EXERCISE DESCRIPTION> How many lines below hold "selected"? Answer with only the number.

Entries from a dataset of interfaces>
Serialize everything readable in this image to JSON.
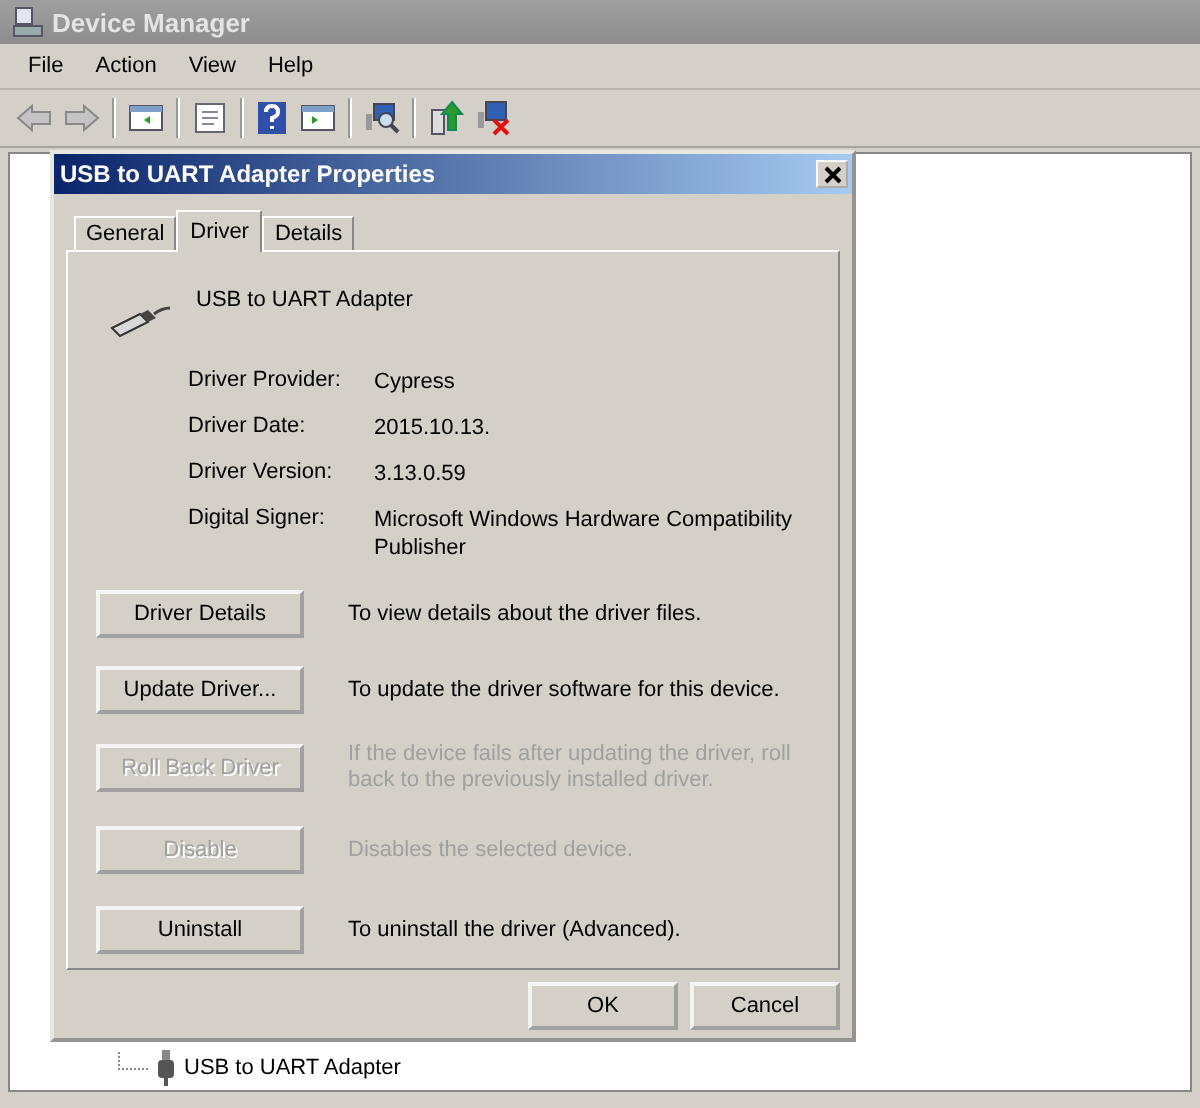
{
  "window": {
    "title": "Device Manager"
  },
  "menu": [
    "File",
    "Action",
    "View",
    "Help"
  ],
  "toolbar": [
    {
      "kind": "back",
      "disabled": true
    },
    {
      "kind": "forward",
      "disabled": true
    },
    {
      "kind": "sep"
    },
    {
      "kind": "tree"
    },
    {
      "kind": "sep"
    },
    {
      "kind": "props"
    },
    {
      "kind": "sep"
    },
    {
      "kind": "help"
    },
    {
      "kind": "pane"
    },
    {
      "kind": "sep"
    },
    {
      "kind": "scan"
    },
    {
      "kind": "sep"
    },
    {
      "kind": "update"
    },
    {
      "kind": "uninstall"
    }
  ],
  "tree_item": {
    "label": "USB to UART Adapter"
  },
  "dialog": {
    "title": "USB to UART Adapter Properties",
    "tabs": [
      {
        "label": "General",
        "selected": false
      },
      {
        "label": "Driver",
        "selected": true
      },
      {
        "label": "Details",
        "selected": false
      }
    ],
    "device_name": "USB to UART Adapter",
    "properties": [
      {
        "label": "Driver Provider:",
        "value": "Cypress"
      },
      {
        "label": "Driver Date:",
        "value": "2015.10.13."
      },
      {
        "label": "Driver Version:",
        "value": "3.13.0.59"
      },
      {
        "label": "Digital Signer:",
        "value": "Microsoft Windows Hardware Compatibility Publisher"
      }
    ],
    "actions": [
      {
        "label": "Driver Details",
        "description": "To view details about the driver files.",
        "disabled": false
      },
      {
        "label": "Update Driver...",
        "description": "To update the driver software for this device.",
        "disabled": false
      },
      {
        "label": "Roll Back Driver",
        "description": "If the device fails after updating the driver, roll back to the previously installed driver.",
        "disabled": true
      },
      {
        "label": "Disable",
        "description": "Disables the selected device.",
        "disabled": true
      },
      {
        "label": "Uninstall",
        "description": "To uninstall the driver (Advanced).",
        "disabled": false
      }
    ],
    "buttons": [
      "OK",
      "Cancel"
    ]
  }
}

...

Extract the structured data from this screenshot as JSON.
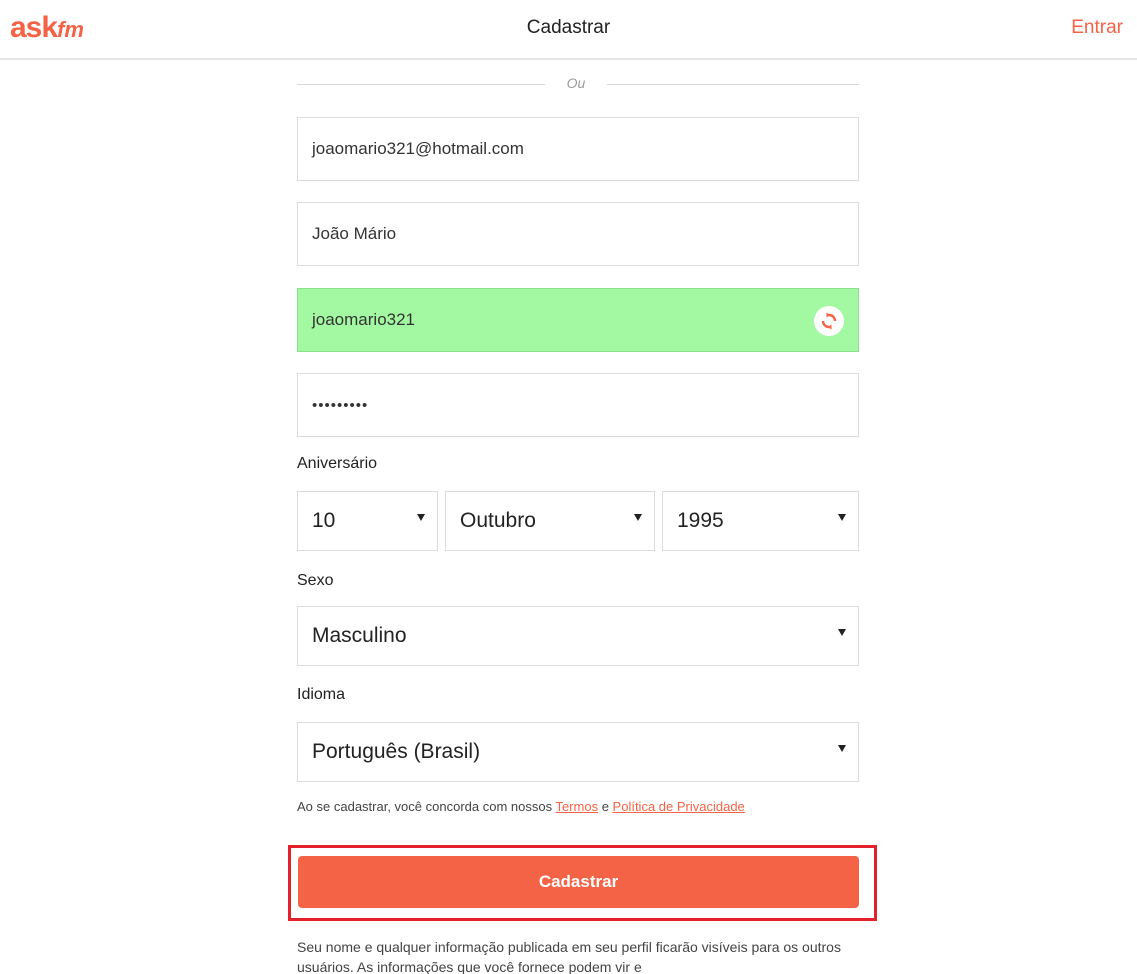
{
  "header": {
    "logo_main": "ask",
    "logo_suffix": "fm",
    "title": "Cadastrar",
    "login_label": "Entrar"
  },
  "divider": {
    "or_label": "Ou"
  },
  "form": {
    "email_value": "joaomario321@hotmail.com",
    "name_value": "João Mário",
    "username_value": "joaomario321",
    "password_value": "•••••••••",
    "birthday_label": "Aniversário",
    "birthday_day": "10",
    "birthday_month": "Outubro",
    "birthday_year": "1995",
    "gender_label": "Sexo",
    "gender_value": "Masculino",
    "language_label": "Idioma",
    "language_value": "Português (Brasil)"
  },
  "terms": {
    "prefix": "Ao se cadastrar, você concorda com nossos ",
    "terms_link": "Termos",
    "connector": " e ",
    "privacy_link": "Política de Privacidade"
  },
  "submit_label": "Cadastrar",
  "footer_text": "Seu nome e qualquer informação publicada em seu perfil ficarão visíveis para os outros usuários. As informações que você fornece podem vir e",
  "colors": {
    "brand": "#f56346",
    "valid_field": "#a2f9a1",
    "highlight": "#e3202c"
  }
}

EXERCISE RESULT> 4